Art by Rachel St. Louis
Daisy for Hannah Jane
I held my breath when I looked in the direction of Mrs. Jamison’s perusal. I wanted to know what the big deal was when I heard two people whispering to each other rapidly. Straining my ears, I tried to hear where it was coming from. I couldn’t.
Everyone else was looking to the carriage rather ominously. Finally, someone — tall, dignified but awkward — stepped cautiously out of the carriage. He strode to where I was standing, eyes down. He looked like Jamison, but from what I could see, his face was covered by his hat. I spotted only his chin, which had a dusting of stubble. So unlike Jamison, but who else could it be?
I clasped my hands together primly, my heart beating like a tiger breaking out of its cage. Jamison was playing a game with me. This was the kind of thing he would do. Is he going to propose?! Oh, Jesus, help me if he does! Anxiously excited, I waited for him to scuff his way to the steps. He removed his hat and looked me dead in the eye.
“Lordy!” Harriet gasped, reaching for her husband’s arm and clutching it. “I… I thought… I thought,” she stuttered, looking up into her husband’s face for some reassurance. Instead, Caleb elbowed her lightly and put a finger to his lips. Harriet went silent.
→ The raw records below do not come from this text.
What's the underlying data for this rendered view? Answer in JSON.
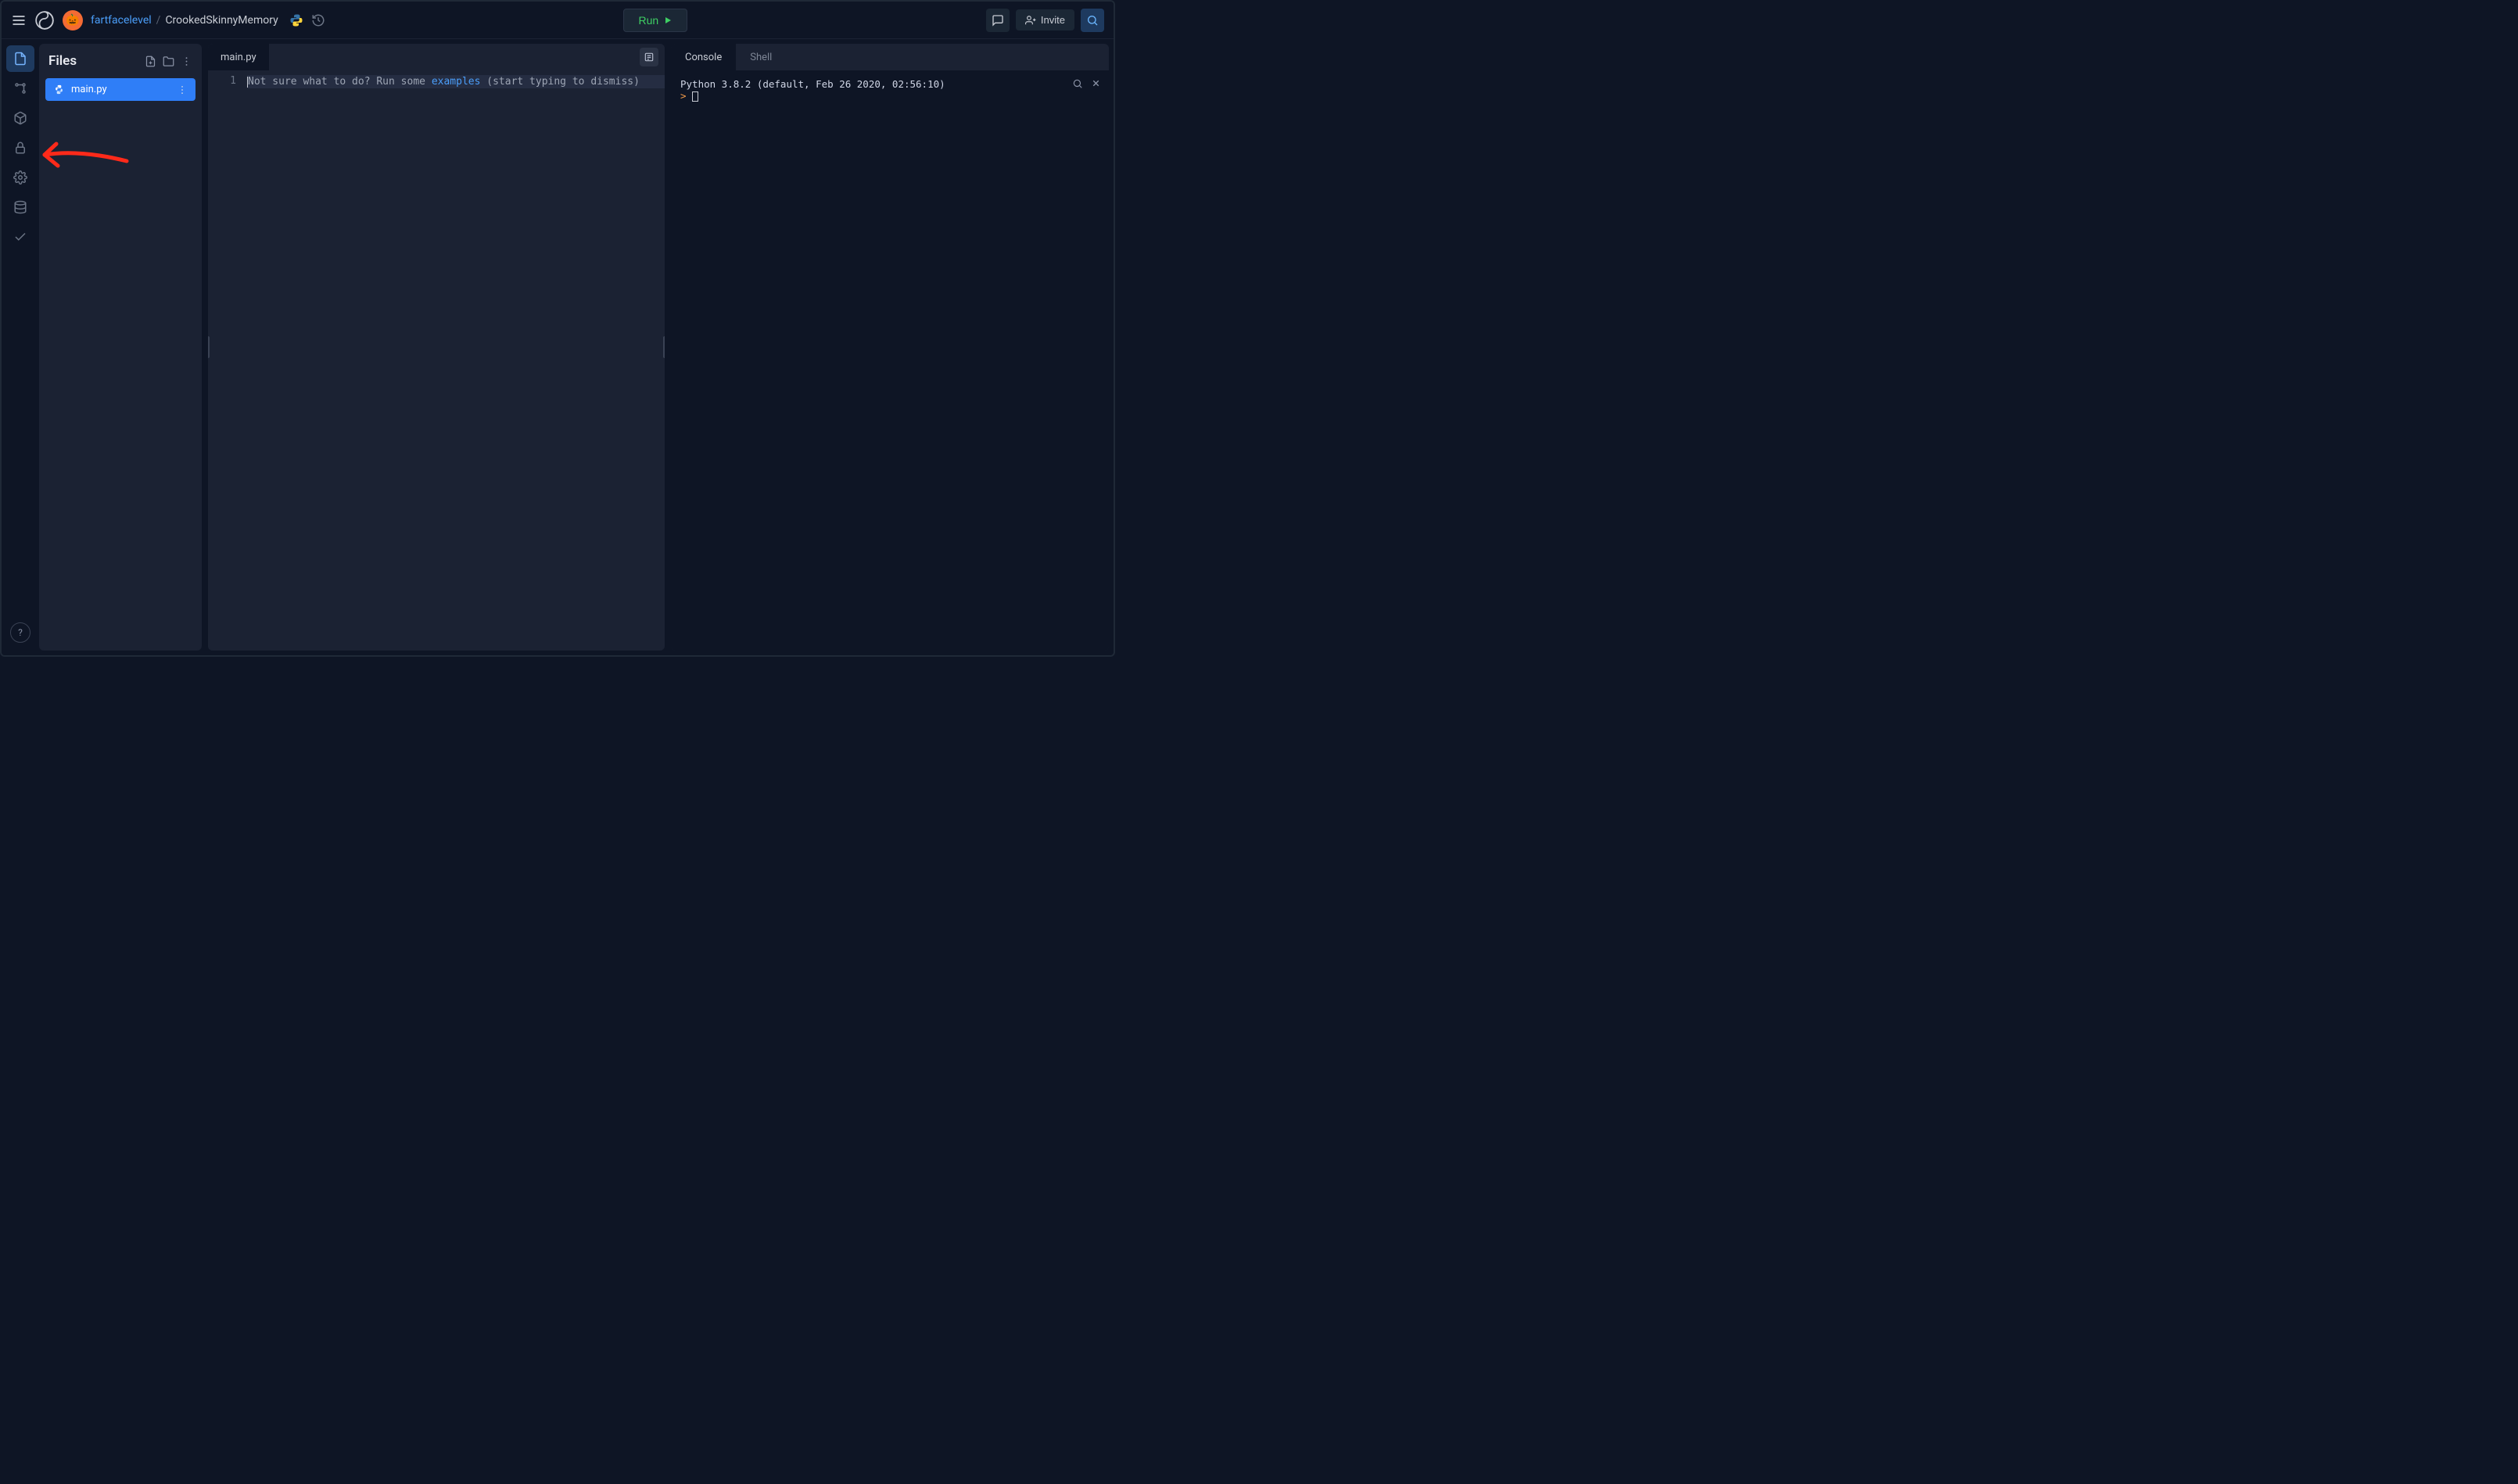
{
  "header": {
    "username": "fartfacelevel",
    "separator": "/",
    "repo": "CrookedSkinnyMemory",
    "run_label": "Run",
    "invite_label": "Invite"
  },
  "sidebar": {
    "title": "Files",
    "file": "main.py"
  },
  "editor": {
    "tab": "main.py",
    "line_number": "1",
    "line_prefix": "Not sure what to do? Run some ",
    "line_link": "examples",
    "line_suffix": " (start typing to dismiss)"
  },
  "right": {
    "tab_console": "Console",
    "tab_shell": "Shell",
    "console_line": "Python 3.8.2 (default, Feb 26 2020, 02:56:10)",
    "prompt_symbol": ">"
  },
  "help_label": "?"
}
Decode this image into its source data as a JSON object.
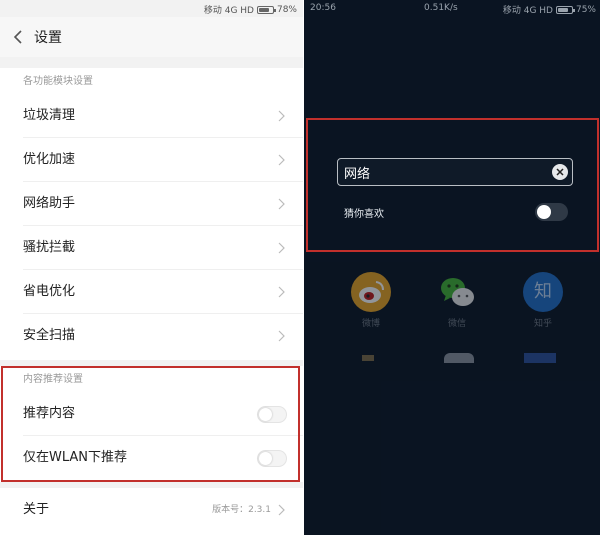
{
  "left_panel": {
    "status_bar": {
      "carrier": "移动 4G HD",
      "battery": "78%",
      "battery_level": 0.78
    },
    "header": {
      "title": "设置"
    },
    "sections": [
      {
        "title": "各功能模块设置",
        "items": [
          {
            "label": "垃圾清理"
          },
          {
            "label": "优化加速"
          },
          {
            "label": "网络助手"
          },
          {
            "label": "骚扰拦截"
          },
          {
            "label": "省电优化"
          },
          {
            "label": "安全扫描"
          }
        ]
      },
      {
        "title": "内容推荐设置",
        "items": [
          {
            "label": "推荐内容",
            "toggle": false
          },
          {
            "label": "仅在WLAN下推荐",
            "toggle": false
          }
        ]
      }
    ],
    "about": {
      "label": "关于",
      "version": "版本号：2.3.1"
    }
  },
  "right_panel": {
    "status_bar": {
      "time": "20:56",
      "speed": "0.51K/s",
      "carrier": "移动 4G HD",
      "battery": "75%",
      "battery_level": 0.75
    },
    "search": {
      "value": "网络"
    },
    "suggest": {
      "label": "猜你喜欢",
      "toggle": false
    },
    "apps": [
      {
        "name": "微博",
        "icon": "weibo-icon"
      },
      {
        "name": "微信",
        "icon": "wechat-icon"
      },
      {
        "name": "知乎",
        "icon": "zhihu-icon",
        "glyph": "知"
      }
    ]
  },
  "colors": {
    "highlight": "#c2302c",
    "left_bg": "#f2f2f2",
    "right_bg": "#0a1422",
    "weibo": "#e9a422",
    "wechat": "#43b233",
    "zhihu": "#1f6dc6"
  }
}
“Excuse me, miss. You Hannah Jane?” His voice was raspy and cold. Like his eyes,just a shade lighter than Raymie’s had been. That’s odd. But still, this encounter was certainly odd.
“Yes, sir, I am.” I felt as if my existence was melting away. This was so unreal.
“Charles,” he grunted, sticking his hand out. It was worn, probably from manual labor of some sort, and obviously unwashed. He stepped around the outskirts of eye contact, embarrassed somehow.
“P-pleased to meet you, sir.” I took his hand and we shook. Firmly.
“Gunna say you didn’t sound pleased ta meet me.” He produced a makeshift smile that started near his ear and ending halfway across his mouth. “But yer hand’s strong nuff. So I reckon you wanna know more ‘bout me, eh?” His dimples were so huge.
“Yes, sir,” I answered, my voice unsteady.
He just grinned harder and I looked at the carriage pointedly. “Did Mr. Jamison bring you here?”
He followed my gaze. “Mr. Jamison?”
“Yes. That’s his carriage.” My blood was burning veins and arteries alike, due to the speed it was traveling at.
“Oh, ya mean the younger ‘un,” he chuckled heftily.
“You knew his father?”
“Quite well, missy, quite well. ‘E’s standing right in front of ya.”
I grabbed the doorframe. Everyone gasped with me.
After a few moments, I spoke. “I bet you were in the prison. The cell a few doors down from… your son.”
“How could you let this happen?”
He smiled tenderly this time. “I bet you’re asking God the same thang, lassie.”
I couldn’t speak. Emotion overwhelmed me like a tidal wave.
“I’ve ‘pologized to my wife too. And to my son. My living son.” His voice cracked when he added, “And I’m sorrier than life and death for whut’s happened to you and to our fam’ly. I was a fool.”
“Don’t worry about anything,” I said without thinking, “but tell God everything, giving Him thanks for everything else in your life. He will give you unwavering peace.”
“Couldn’t’ve said it better myself,” Caleb said loudly.
I looked to Mrs. Chauldings. For a fatally ill woman, she looked…
“You are welcome in our home, Mr. Jamison.”
“Thankee,” he sobbed. His tears ran over the desert that mapped out his face.
I found a hanky Jamison had given me awhile ago and gave it to his father. “I forgive you.”
He smiled and I thought I could see Raymie smiling back. “There ain’t a greater sound in the world.”